Start of RECORDS SHOWN

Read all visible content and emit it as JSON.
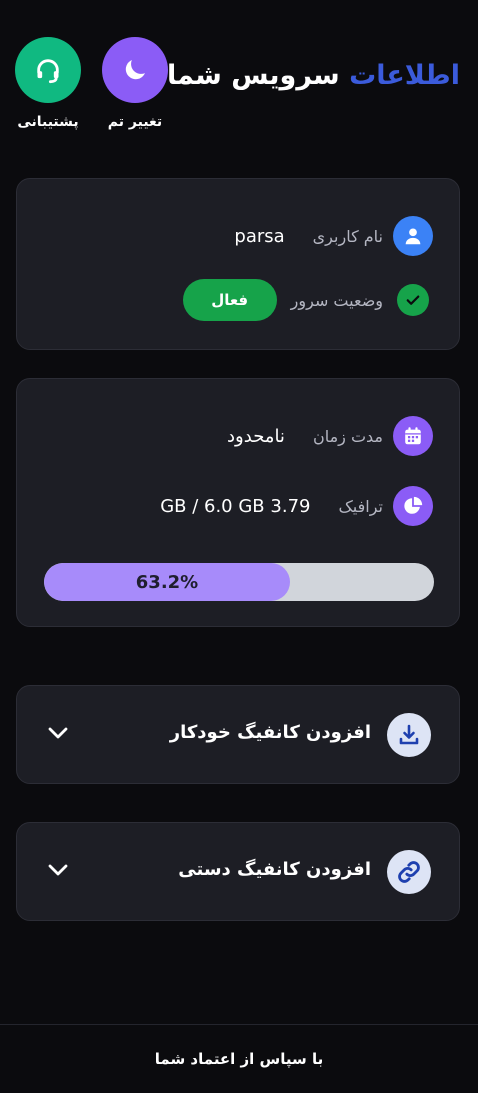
{
  "header": {
    "title_accent": "اطلاعات",
    "title_rest": "سرویس شما",
    "support_label": "پشتیبانی",
    "theme_label": "تغییر تم"
  },
  "account": {
    "username_label": "نام کاربری",
    "username_value": "parsa",
    "server_status_label": "وضعیت سرور",
    "server_status_value": "فعال"
  },
  "usage": {
    "duration_label": "مدت زمان",
    "duration_value": "نامحدود",
    "traffic_label": "ترافیک",
    "traffic_value": "3.79 GB / 6.0 GB",
    "progress_text": "63.2%",
    "progress_fraction": 0.632
  },
  "sections": {
    "auto_config_title": "افزودن کانفیگ خودکار",
    "manual_config_title": "افزودن کانفیگ دستی"
  },
  "footer": {
    "text": "با سپاس از اعتماد شما"
  },
  "colors": {
    "background": "#0b0b0e",
    "card": "#1d1e25",
    "accent_blue": "#3b5bdb",
    "support_green": "#10b981",
    "theme_purple": "#8b5cf6",
    "status_green": "#16a34a",
    "progress_fill": "#a78bfa",
    "progress_track": "#d1d5db"
  },
  "icons": {
    "support": "headset-icon",
    "theme": "moon-icon",
    "username": "user-icon",
    "status": "check-icon",
    "duration": "calendar-icon",
    "traffic": "pie-chart-icon",
    "auto_config": "download-icon",
    "manual_config": "link-icon",
    "expand": "chevron-down-icon"
  }
}
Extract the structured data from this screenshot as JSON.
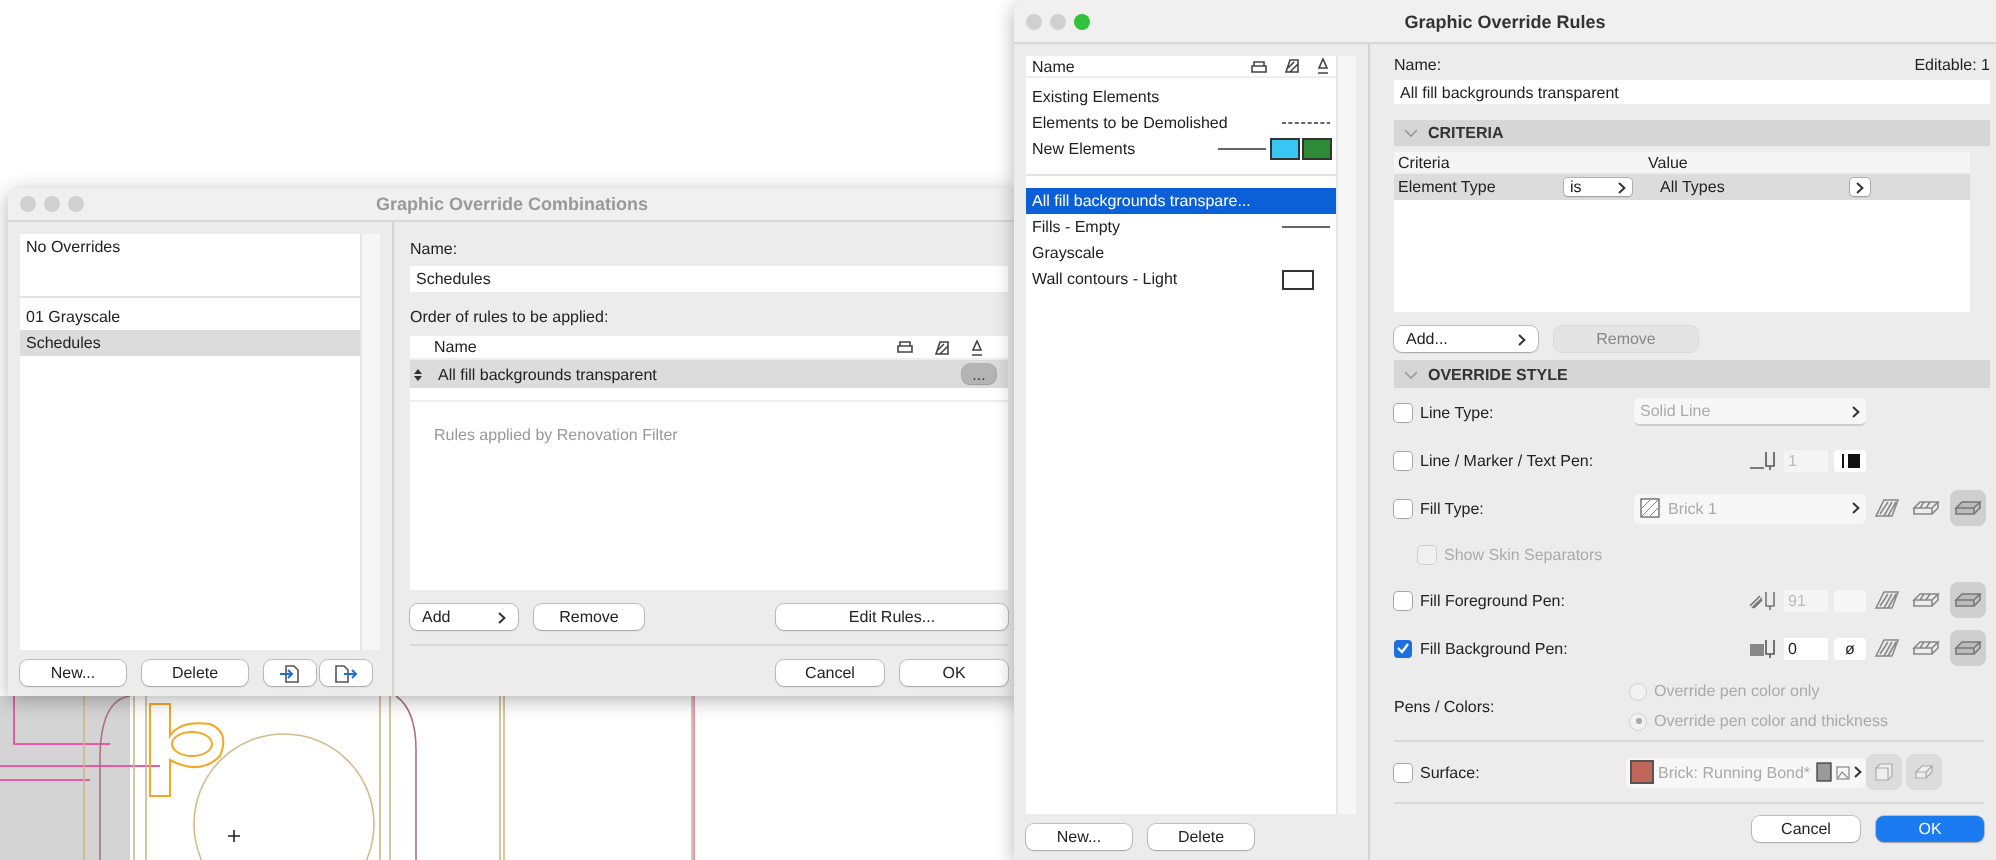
{
  "combinations_window": {
    "title": "Graphic Override Combinations",
    "combination_groups": [
      [
        {
          "label": "No Overrides",
          "selected": false
        }
      ],
      [
        {
          "label": "01 Grayscale",
          "selected": false
        },
        {
          "label": "Schedules",
          "selected": true
        }
      ]
    ],
    "list_buttons": [
      "New...",
      "Delete"
    ],
    "name_label": "Name:",
    "name_value": "Schedules",
    "rules_label": "Order of rules to be applied:",
    "rules_table": {
      "column": "Name",
      "rows": [
        {
          "name": "All fill backgrounds transparent",
          "selected": true,
          "more": "..."
        }
      ],
      "note": "Rules applied by Renovation Filter"
    },
    "add": "Add",
    "remove": "Remove",
    "edit": "Edit Rules...",
    "cancel": "Cancel",
    "ok": "OK"
  },
  "rules_window": {
    "title": "Graphic Override Rules",
    "list_column": "Name",
    "renovation_rules": [
      {
        "label": "Existing Elements",
        "kind": "none"
      },
      {
        "label": "Elements to be Demolished",
        "kind": "dashed"
      },
      {
        "label": "New Elements",
        "kind": "line_swatches",
        "swatches": [
          {
            "color": "#38c6f2"
          },
          {
            "color": "#2e8a36"
          }
        ]
      }
    ],
    "rules": [
      {
        "label": "All fill backgrounds transpare...",
        "selected": true,
        "kind": "none"
      },
      {
        "label": "Fills - Empty",
        "selected": false,
        "kind": "line"
      },
      {
        "label": "Grayscale",
        "selected": false,
        "kind": "none"
      },
      {
        "label": "Wall contours - Light",
        "selected": false,
        "kind": "box"
      }
    ],
    "list_buttons": [
      "New...",
      "Delete"
    ],
    "name_label": "Name:",
    "editable": "Editable: 1",
    "name_value": "All fill backgrounds transparent",
    "criteria": {
      "title": "CRITERIA",
      "expanded": true,
      "columns": [
        "Criteria",
        "Value"
      ],
      "rows": [
        {
          "criterion": "Element Type",
          "operator": "is",
          "value": "All Types",
          "selected": true
        }
      ],
      "add": "Add...",
      "remove": "Remove"
    },
    "override_style": {
      "title": "OVERRIDE STYLE",
      "expanded": true,
      "rows": [
        {
          "kind": "select",
          "label": "Line Type:",
          "checked": false,
          "value": "Solid Line"
        },
        {
          "kind": "line_pen",
          "label": "Line / Marker / Text Pen:",
          "checked": false,
          "pen": "1"
        },
        {
          "kind": "fill",
          "label": "Fill Type:",
          "checked": false,
          "value": "Brick 1"
        },
        {
          "kind": "sub_check",
          "label": "Show Skin Separators",
          "checked": false
        },
        {
          "kind": "hatch_pen",
          "label": "Fill Foreground Pen:",
          "checked": false,
          "pen": "91"
        },
        {
          "kind": "solid_pen",
          "label": "Fill Background Pen:",
          "checked": true,
          "pen": "0",
          "symbol": "ø"
        },
        {
          "kind": "radio",
          "label": "Pens / Colors:",
          "options": [
            {
              "label": "Override pen color only",
              "selected": false
            },
            {
              "label": "Override pen color and thickness",
              "selected": true
            }
          ]
        },
        {
          "kind": "surface",
          "label": "Surface:",
          "checked": false,
          "value": "Brick: Running Bond*",
          "color": "#c0665a"
        }
      ]
    },
    "cancel": "Cancel",
    "ok": "OK"
  }
}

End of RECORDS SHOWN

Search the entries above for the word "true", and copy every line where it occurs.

[PROBLEM SOLUTION]
          "selected": true
          "selected": true,
        "selected": true,
      "expanded": true,
          "selected": true
      "expanded": true,
          "checked": true,
              "selected": true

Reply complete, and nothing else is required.